■ **EXTRACTED RECORDS**
■ ■ ■ ■ ■ ■ ■

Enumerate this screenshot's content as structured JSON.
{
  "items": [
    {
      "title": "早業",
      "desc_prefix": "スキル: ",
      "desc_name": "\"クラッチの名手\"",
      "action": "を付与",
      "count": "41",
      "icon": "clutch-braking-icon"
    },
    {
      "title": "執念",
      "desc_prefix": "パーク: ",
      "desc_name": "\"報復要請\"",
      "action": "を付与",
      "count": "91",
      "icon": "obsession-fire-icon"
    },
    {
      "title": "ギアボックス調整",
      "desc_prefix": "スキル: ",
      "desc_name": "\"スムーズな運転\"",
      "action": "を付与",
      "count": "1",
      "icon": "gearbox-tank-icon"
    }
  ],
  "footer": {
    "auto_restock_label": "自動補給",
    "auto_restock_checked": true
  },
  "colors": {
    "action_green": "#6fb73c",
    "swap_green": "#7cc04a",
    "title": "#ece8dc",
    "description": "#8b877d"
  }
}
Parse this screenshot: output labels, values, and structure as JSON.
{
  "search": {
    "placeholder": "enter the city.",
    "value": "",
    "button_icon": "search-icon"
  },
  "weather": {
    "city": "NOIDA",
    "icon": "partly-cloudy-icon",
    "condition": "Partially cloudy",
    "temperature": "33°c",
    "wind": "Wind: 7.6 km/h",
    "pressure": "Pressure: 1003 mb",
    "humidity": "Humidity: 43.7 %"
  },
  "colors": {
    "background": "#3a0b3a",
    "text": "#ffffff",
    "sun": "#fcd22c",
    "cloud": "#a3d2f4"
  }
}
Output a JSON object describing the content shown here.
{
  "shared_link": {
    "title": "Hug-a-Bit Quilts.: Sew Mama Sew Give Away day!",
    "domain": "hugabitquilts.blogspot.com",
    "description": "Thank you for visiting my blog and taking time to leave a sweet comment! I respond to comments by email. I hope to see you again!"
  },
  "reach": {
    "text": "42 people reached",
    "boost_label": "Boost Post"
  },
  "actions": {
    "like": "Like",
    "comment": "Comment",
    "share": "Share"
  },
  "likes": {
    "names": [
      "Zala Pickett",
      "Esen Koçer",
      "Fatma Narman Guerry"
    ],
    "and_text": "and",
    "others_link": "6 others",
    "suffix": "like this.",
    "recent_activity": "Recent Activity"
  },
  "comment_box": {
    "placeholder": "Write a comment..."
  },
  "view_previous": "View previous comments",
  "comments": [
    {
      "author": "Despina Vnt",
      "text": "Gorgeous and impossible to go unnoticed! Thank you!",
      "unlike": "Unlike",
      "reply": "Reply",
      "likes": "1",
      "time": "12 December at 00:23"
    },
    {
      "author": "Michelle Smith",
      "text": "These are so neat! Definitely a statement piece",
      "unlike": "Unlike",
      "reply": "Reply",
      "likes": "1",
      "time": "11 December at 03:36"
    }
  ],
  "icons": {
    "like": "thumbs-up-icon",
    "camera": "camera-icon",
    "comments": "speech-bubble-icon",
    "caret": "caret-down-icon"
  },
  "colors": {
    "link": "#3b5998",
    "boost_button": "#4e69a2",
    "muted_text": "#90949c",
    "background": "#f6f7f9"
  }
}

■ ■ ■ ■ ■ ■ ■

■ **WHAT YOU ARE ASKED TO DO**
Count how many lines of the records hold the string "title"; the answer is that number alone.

■ **SOLUTION TO THIS PROBLEM**
5